Records drawn from a dataset
..........

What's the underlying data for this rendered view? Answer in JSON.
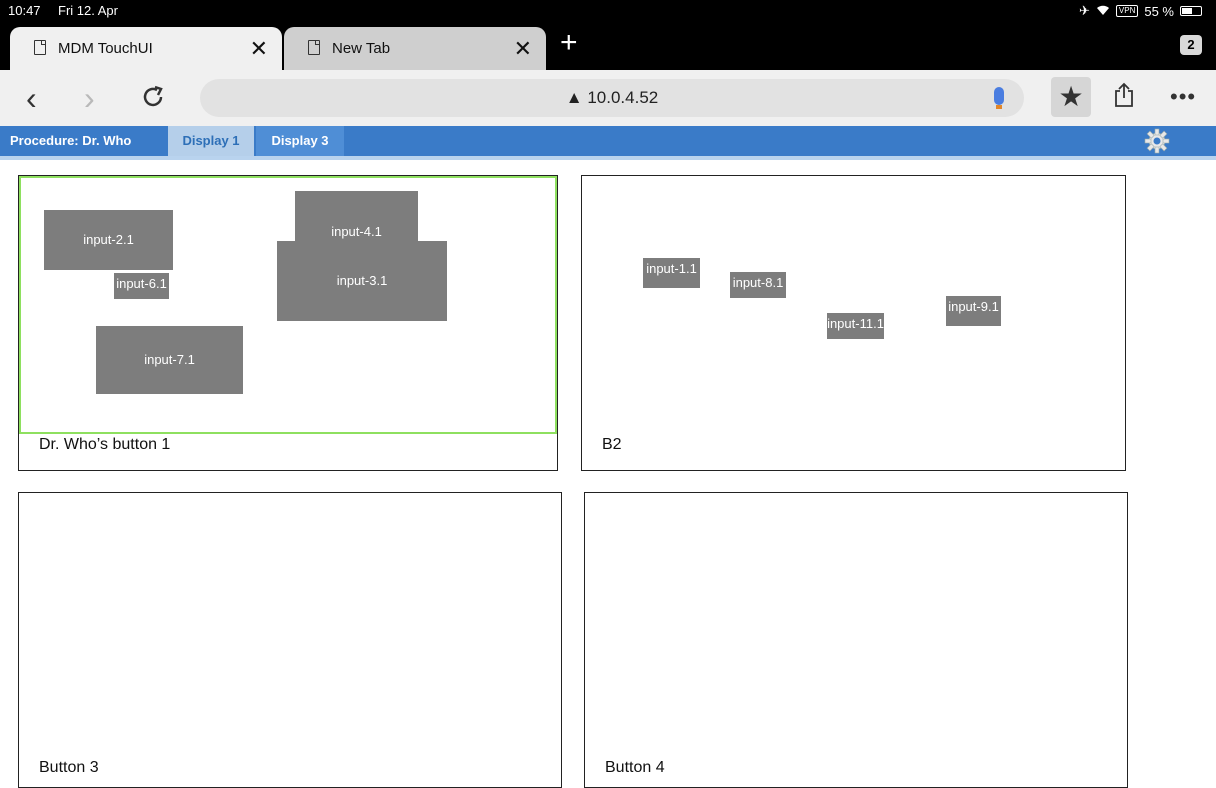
{
  "status": {
    "time": "10:47",
    "date": "Fri 12. Apr",
    "vpn": "VPN",
    "battery": "55 %",
    "battery_level": 0.55
  },
  "tabs": [
    {
      "title": "MDM TouchUI",
      "active": true
    },
    {
      "title": "New Tab",
      "active": false
    }
  ],
  "tab_count": "2",
  "address": {
    "url": "10.0.4.52",
    "warning_icon": "warning-triangle-icon"
  },
  "appnav": {
    "procedure": "Procedure: Dr. Who",
    "items": [
      "Display 1",
      "Display 3"
    ]
  },
  "panels": [
    {
      "label": "Dr. Who’s button 1",
      "inputs": [
        "input-2.1",
        "input-6.1",
        "input-4.1",
        "input-3.1",
        "input-7.1"
      ]
    },
    {
      "label": "B2",
      "inputs": [
        "input-1.1",
        "input-8.1",
        "input-11.1",
        "input-9.1"
      ]
    },
    {
      "label": "Button 3",
      "inputs": []
    },
    {
      "label": "Button 4",
      "inputs": []
    }
  ],
  "colors": {
    "nav_bar": "#3a7bc8",
    "active_tab": "#b5cfea",
    "canvas_border": "#8ee05f",
    "input_box": "#7d7d7d"
  }
}
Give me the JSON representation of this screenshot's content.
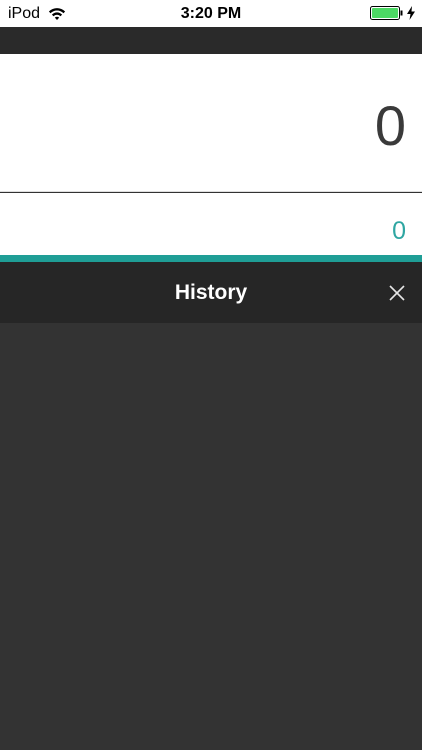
{
  "status_bar": {
    "carrier": "iPod",
    "time": "3:20 PM",
    "icons": [
      "wifi-icon",
      "battery-icon",
      "charging-icon"
    ],
    "battery_color": "#4cd964"
  },
  "display": {
    "main_value": "0",
    "secondary_value": "0"
  },
  "history": {
    "title": "History",
    "close_icon": "close-icon",
    "entries": []
  },
  "colors": {
    "accent": "#1f9e96",
    "secondary_text": "#2fa6a2",
    "header_bg": "#262626",
    "panel_bg": "#333333"
  }
}
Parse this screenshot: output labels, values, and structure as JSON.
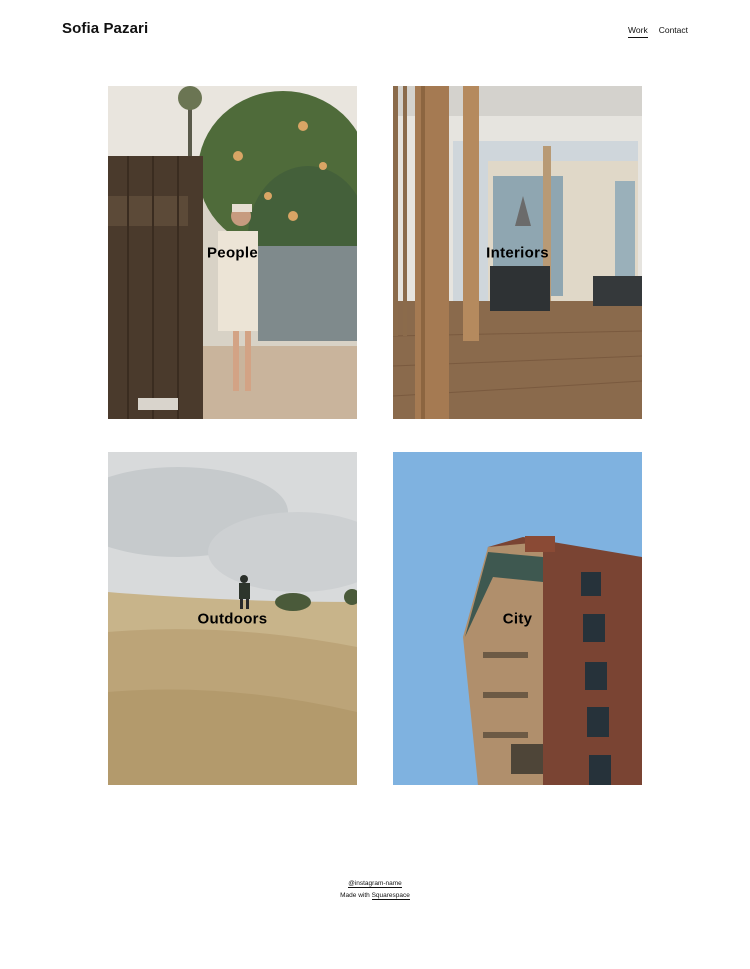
{
  "header": {
    "site_title": "Sofia Pazari",
    "nav": [
      {
        "label": "Work",
        "active": true
      },
      {
        "label": "Contact",
        "active": false
      }
    ]
  },
  "gallery": {
    "tiles": [
      {
        "label": "People",
        "image": "woman-by-wooden-fence-photo"
      },
      {
        "label": "Interiors",
        "image": "modern-interior-wood-columns-photo"
      },
      {
        "label": "Outdoors",
        "image": "person-in-grass-field-photo"
      },
      {
        "label": "City",
        "image": "brick-building-blue-sky-photo"
      }
    ]
  },
  "footer": {
    "instagram": "@instagram-name",
    "made_with_prefix": "Made with",
    "made_with_link": "Squarespace"
  },
  "colors": {
    "background": "#ffffff",
    "text": "#111111",
    "sky_blue": "#7fb2e0"
  }
}
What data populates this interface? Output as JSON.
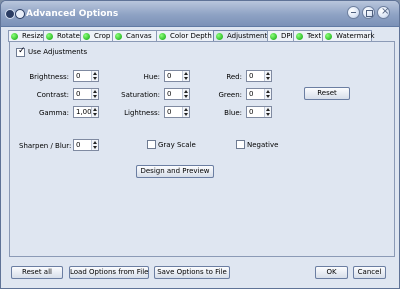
{
  "window": {
    "title": "Advanced Options"
  },
  "tabs": [
    {
      "label": "Resize"
    },
    {
      "label": "Rotate"
    },
    {
      "label": "Crop"
    },
    {
      "label": "Canvas"
    },
    {
      "label": "Color Depth"
    },
    {
      "label": "Adjustments"
    },
    {
      "label": "DPI"
    },
    {
      "label": "Text"
    },
    {
      "label": "Watermark"
    }
  ],
  "active_tab": "Adjustments",
  "use_adjustments": {
    "label": "Use Adjustments",
    "checked": true
  },
  "fields": {
    "brightness": {
      "label": "Brightness:",
      "value": "0"
    },
    "contrast": {
      "label": "Contrast:",
      "value": "0"
    },
    "gamma": {
      "label": "Gamma:",
      "value": "1,00"
    },
    "hue": {
      "label": "Hue:",
      "value": "0"
    },
    "saturation": {
      "label": "Saturation:",
      "value": "0"
    },
    "lightness": {
      "label": "Lightness:",
      "value": "0"
    },
    "red": {
      "label": "Red:",
      "value": "0"
    },
    "green": {
      "label": "Green:",
      "value": "0"
    },
    "blue": {
      "label": "Blue:",
      "value": "0"
    },
    "sharpen": {
      "label": "Sharpen / Blur:",
      "value": "0"
    }
  },
  "gray_scale": {
    "label": "Gray Scale",
    "checked": false
  },
  "negative": {
    "label": "Negative",
    "checked": false
  },
  "buttons": {
    "reset": "Reset",
    "design_preview": "Design and Preview",
    "reset_all": "Reset all",
    "load_options": "Load Options from File",
    "save_options": "Save Options to File",
    "ok": "OK",
    "cancel": "Cancel"
  },
  "colors": {
    "title_bar": "#8ea2c4",
    "panel": "#dfe6f1",
    "tab_dot": "#0aa40a"
  }
}
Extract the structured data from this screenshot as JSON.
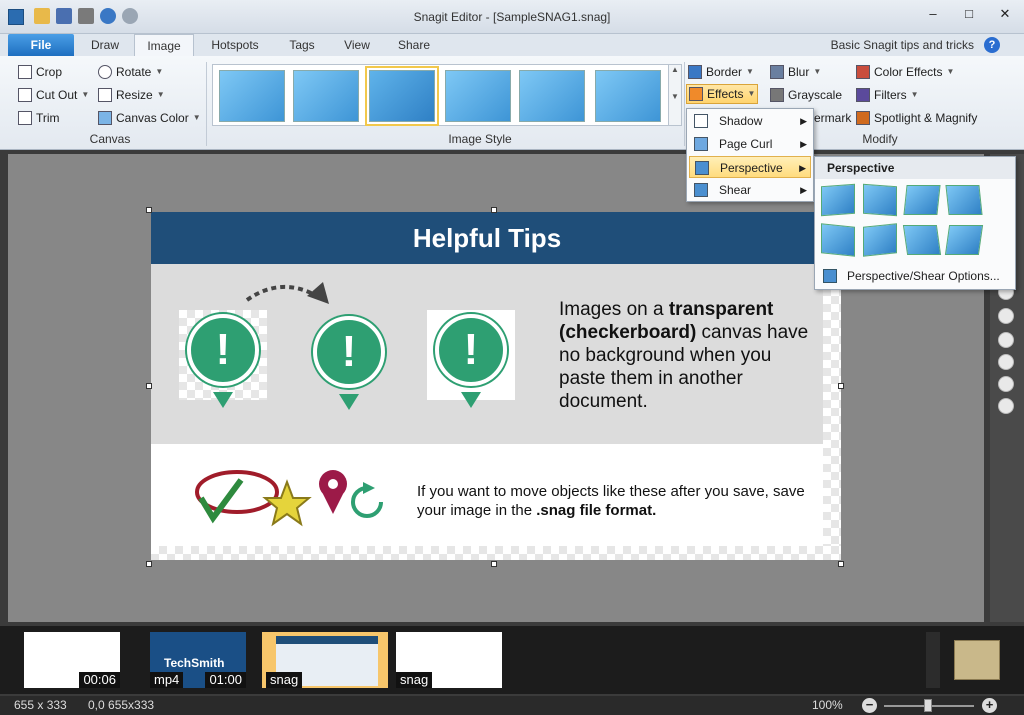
{
  "window": {
    "title": "Snagit Editor - [SampleSNAG1.snag]",
    "controls": [
      "–",
      "□",
      "✕"
    ]
  },
  "tabs": {
    "file": "File",
    "items": [
      "Draw",
      "Image",
      "Hotspots",
      "Tags",
      "View",
      "Share"
    ],
    "active": "Image",
    "tips": "Basic Snagit tips and tricks",
    "help": "?"
  },
  "ribbon": {
    "canvas": {
      "label": "Canvas",
      "crop": "Crop",
      "cut_out": "Cut Out",
      "trim": "Trim",
      "rotate": "Rotate",
      "resize": "Resize",
      "canvas_color": "Canvas Color"
    },
    "image_style": {
      "label": "Image Style",
      "selected_index": 2
    },
    "modify": {
      "label": "Modify",
      "border": "Border",
      "effects": "Effects",
      "watermark_partial": "ermark",
      "blur": "Blur",
      "grayscale": "Grayscale",
      "color_effects": "Color Effects",
      "filters": "Filters",
      "spotlight": "Spotlight & Magnify"
    }
  },
  "effects_menu": {
    "items": [
      "Shadow",
      "Page Curl",
      "Perspective",
      "Shear"
    ],
    "active": "Perspective"
  },
  "perspective_menu": {
    "header": "Perspective",
    "options_label": "Perspective/Shear Options..."
  },
  "document": {
    "heading": "Helpful Tips",
    "text1_a": "Images on a ",
    "text1_b": "transparent (checkerboard)",
    "text1_c": " canvas have no background when you paste them in another document.",
    "text2_a": "If you want to move objects like these after you save, save your image in the ",
    "text2_b": ".snag file format."
  },
  "tray": {
    "items": [
      {
        "label": "00:06"
      },
      {
        "label": "mp4",
        "label2": "01:00",
        "brand": "TechSmith"
      },
      {
        "label": "snag",
        "selected": true
      },
      {
        "label": "snag"
      }
    ]
  },
  "status": {
    "dimensions": "655 x 333",
    "position": "0,0  655x333",
    "zoom": "100%"
  },
  "colors": {
    "header_blue": "#1f4e79",
    "pin_green": "#2e9f72",
    "menu_highlight": "#ffdc7e"
  }
}
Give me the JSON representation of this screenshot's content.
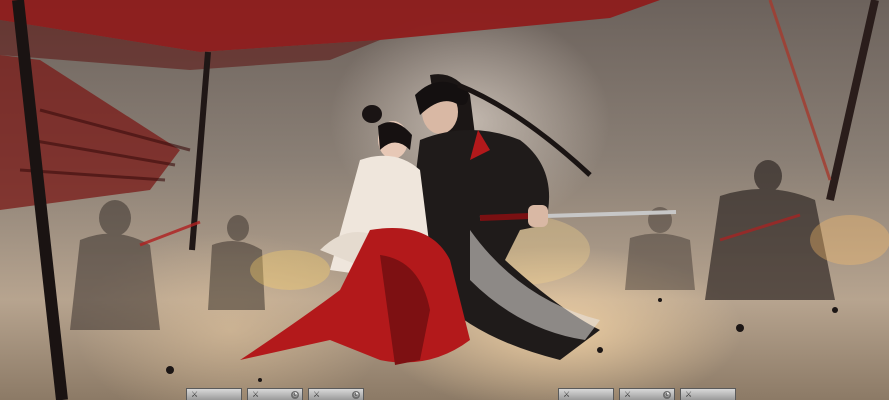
{
  "scene": {
    "description_hidden": "",
    "colors": {
      "banner": "#9b1b1b",
      "blade": "#c7c7c7",
      "robe_red": "#b3191b",
      "robe_white": "#efe6dc",
      "robe_black": "#1f1b1a"
    }
  },
  "skill_bar": {
    "slots": [
      {
        "icon": "sword-icon",
        "glyph": "⚔",
        "key": ""
      },
      {
        "icon": "sword-icon",
        "glyph": "⚔",
        "key": "◔"
      },
      {
        "icon": "sword-icon",
        "glyph": "⚔",
        "key": "◔"
      },
      {
        "icon": "sword-icon",
        "glyph": "⚔",
        "key": ""
      },
      {
        "icon": "sword-icon",
        "glyph": "⚔",
        "key": "◔"
      },
      {
        "icon": "sword-icon",
        "glyph": "⚔",
        "key": ""
      }
    ]
  }
}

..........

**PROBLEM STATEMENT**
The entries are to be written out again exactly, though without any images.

**RESULT**
What's the underlying data for this rendered view? Answer in JSON.
{
  "status": {
    "time": "10:47",
    "date": "Fri 12. Apr",
    "vpn": "VPN",
    "battery": "55 %",
    "battery_level": 0.55
  },
  "tabs": [
    {
      "title": "MDM TouchUI",
      "active": true
    },
    {
      "title": "New Tab",
      "active": false
    }
  ],
  "tab_count": "2",
  "address": {
    "url": "10.0.4.52",
    "warning_icon": "warning-triangle-icon"
  },
  "appnav": {
    "procedure": "Procedure: Dr. Who",
    "items": [
      "Display 1",
      "Display 3"
    ]
  },
  "panels": [
    {
      "label": "Dr. Who’s button 1",
      "inputs": [
        "input-2.1",
        "input-6.1",
        "input-4.1",
        "input-3.1",
        "input-7.1"
      ]
    },
    {
      "label": "B2",
      "inputs": [
        "input-1.1",
        "input-8.1",
        "input-11.1",
        "input-9.1"
      ]
    },
    {
      "label": "Button 3",
      "inputs": []
    },
    {
      "label": "Button 4",
      "inputs": []
    }
  ],
  "colors": {
    "nav_bar": "#3a7bc8",
    "active_tab": "#b5cfea",
    "canvas_border": "#8ee05f",
    "input_box": "#7d7d7d"
  }
}
Give me the JSON representation of this screenshot's content.
{
  "status_bar": {
    "carrier": "iPod",
    "time": "3:20 PM",
    "icons": [
      "wifi-icon",
      "battery-icon",
      "charging-icon"
    ],
    "battery_color": "#4cd964"
  },
  "display": {
    "main_value": "0",
    "secondary_value": "0"
  },
  "history": {
    "title": "History",
    "close_icon": "close-icon",
    "entries": []
  },
  "colors": {
    "accent": "#1f9e96",
    "secondary_text": "#2fa6a2",
    "header_bg": "#262626",
    "panel_bg": "#333333"
  }
}
Parse this screenshot: output labels, values, and structure as JSON.
{
  "header": {
    "site_title": "Sofia Pazari",
    "nav": [
      {
        "label": "Work",
        "active": true
      },
      {
        "label": "Contact",
        "active": false
      }
    ]
  },
  "gallery": {
    "tiles": [
      {
        "label": "People",
        "image": "woman-by-wooden-fence-photo"
      },
      {
        "label": "Interiors",
        "image": "modern-interior-wood-columns-photo"
      },
      {
        "label": "Outdoors",
        "image": "person-in-grass-field-photo"
      },
      {
        "label": "City",
        "image": "brick-building-blue-sky-photo"
      }
    ]
  },
  "footer": {
    "instagram": "@instagram-name",
    "made_with_prefix": "Made with",
    "made_with_link": "Squarespace"
  },
  "colors": {
    "background": "#ffffff",
    "text": "#111111",
    "sky_blue": "#7fb2e0"
  }
}
What data populates this interface? Output as JSON.
{
  "window": {
    "title": "Advanced Options"
  },
  "tabs": [
    {
      "label": "Resize"
    },
    {
      "label": "Rotate"
    },
    {
      "label": "Crop"
    },
    {
      "label": "Canvas"
    },
    {
      "label": "Color Depth"
    },
    {
      "label": "Adjustments"
    },
    {
      "label": "DPI"
    },
    {
      "label": "Text"
    },
    {
      "label": "Watermark"
    }
  ],
  "active_tab": "Adjustments",
  "use_adjustments": {
    "label": "Use Adjustments",
    "checked": true
  },
  "fields": {
    "brightness": {
      "label": "Brightness:",
      "value": "0"
    },
    "contrast": {
      "label": "Contrast:",
      "value": "0"
    },
    "gamma": {
      "label": "Gamma:",
      "value": "1,00"
    },
    "hue": {
      "label": "Hue:",
      "value": "0"
    },
    "saturation": {
      "label": "Saturation:",
      "value": "0"
    },
    "lightness": {
      "label": "Lightness:",
      "value": "0"
    },
    "red": {
      "label": "Red:",
      "value": "0"
    },
    "green": {
      "label": "Green:",
      "value": "0"
    },
    "blue": {
      "label": "Blue:",
      "value": "0"
    },
    "sharpen": {
      "label": "Sharpen / Blur:",
      "value": "0"
    }
  },
  "gray_scale": {
    "label": "Gray Scale",
    "checked": false
  },
  "negative": {
    "label": "Negative",
    "checked": false
  },
  "buttons": {
    "reset": "Reset",
    "design_preview": "Design and Preview",
    "reset_all": "Reset all",
    "load_options": "Load Options from File",
    "save_options": "Save Options to File",
    "ok": "OK",
    "cancel": "Cancel"
  },
  "colors": {
    "title_bar": "#8ea2c4",
    "panel": "#dfe6f1",
    "tab_dot": "#0aa40a"
  }
}
Extract the structured data from this screenshot as JSON.
{
  "window": {
    "title": "Snagit Editor - [SampleSNAG1.snag]",
    "controls": [
      "–",
      "□",
      "✕"
    ]
  },
  "tabs": {
    "file": "File",
    "items": [
      "Draw",
      "Image",
      "Hotspots",
      "Tags",
      "View",
      "Share"
    ],
    "active": "Image",
    "tips": "Basic Snagit tips and tricks",
    "help": "?"
  },
  "ribbon": {
    "canvas": {
      "label": "Canvas",
      "crop": "Crop",
      "cut_out": "Cut Out",
      "trim": "Trim",
      "rotate": "Rotate",
      "resize": "Resize",
      "canvas_color": "Canvas Color"
    },
    "image_style": {
      "label": "Image Style",
      "selected_index": 2
    },
    "modify": {
      "label": "Modify",
      "border": "Border",
      "effects": "Effects",
      "watermark_partial": "ermark",
      "blur": "Blur",
      "grayscale": "Grayscale",
      "color_effects": "Color Effects",
      "filters": "Filters",
      "spotlight": "Spotlight & Magnify"
    }
  },
  "effects_menu": {
    "items": [
      "Shadow",
      "Page Curl",
      "Perspective",
      "Shear"
    ],
    "active": "Perspective"
  },
  "perspective_menu": {
    "header": "Perspective",
    "options_label": "Perspective/Shear Options..."
  },
  "document": {
    "heading": "Helpful Tips",
    "text1_a": "Images on a ",
    "text1_b": "transparent (checkerboard)",
    "text1_c": " canvas have no background when you paste them in another document.",
    "text2_a": "If you want to move objects like these after you save, save your image in the ",
    "text2_b": ".snag file format."
  },
  "tray": {
    "items": [
      {
        "label": "00:06"
      },
      {
        "label": "mp4",
        "label2": "01:00",
        "brand": "TechSmith"
      },
      {
        "label": "snag",
        "selected": true
      },
      {
        "label": "snag"
      }
    ]
  },
  "status": {
    "dimensions": "655 x 333",
    "position": "0,0  655x333",
    "zoom": "100%"
  },
  "colors": {
    "header_blue": "#1f4e79",
    "pin_green": "#2e9f72",
    "menu_highlight": "#ffdc7e"
  }
}
Give me the JSON representation of this screenshot's content.
{
  "scene": {
    "description_hidden": "",
    "colors": {
      "banner": "#9b1b1b",
      "blade": "#c7c7c7",
      "robe_red": "#b3191b",
      "robe_white": "#efe6dc",
      "robe_black": "#1f1b1a"
    }
  },
  "skill_bar": {
    "slots": [
      {
        "icon": "sword-icon",
        "glyph": "⚔",
        "key": ""
      },
      {
        "icon": "sword-icon",
        "glyph": "⚔",
        "key": "◔"
      },
      {
        "icon": "sword-icon",
        "glyph": "⚔",
        "key": "◔"
      },
      {
        "icon": "sword-icon",
        "glyph": "⚔",
        "key": ""
      },
      {
        "icon": "sword-icon",
        "glyph": "⚔",
        "key": "◔"
      },
      {
        "icon": "sword-icon",
        "glyph": "⚔",
        "key": ""
      }
    ]
  }
}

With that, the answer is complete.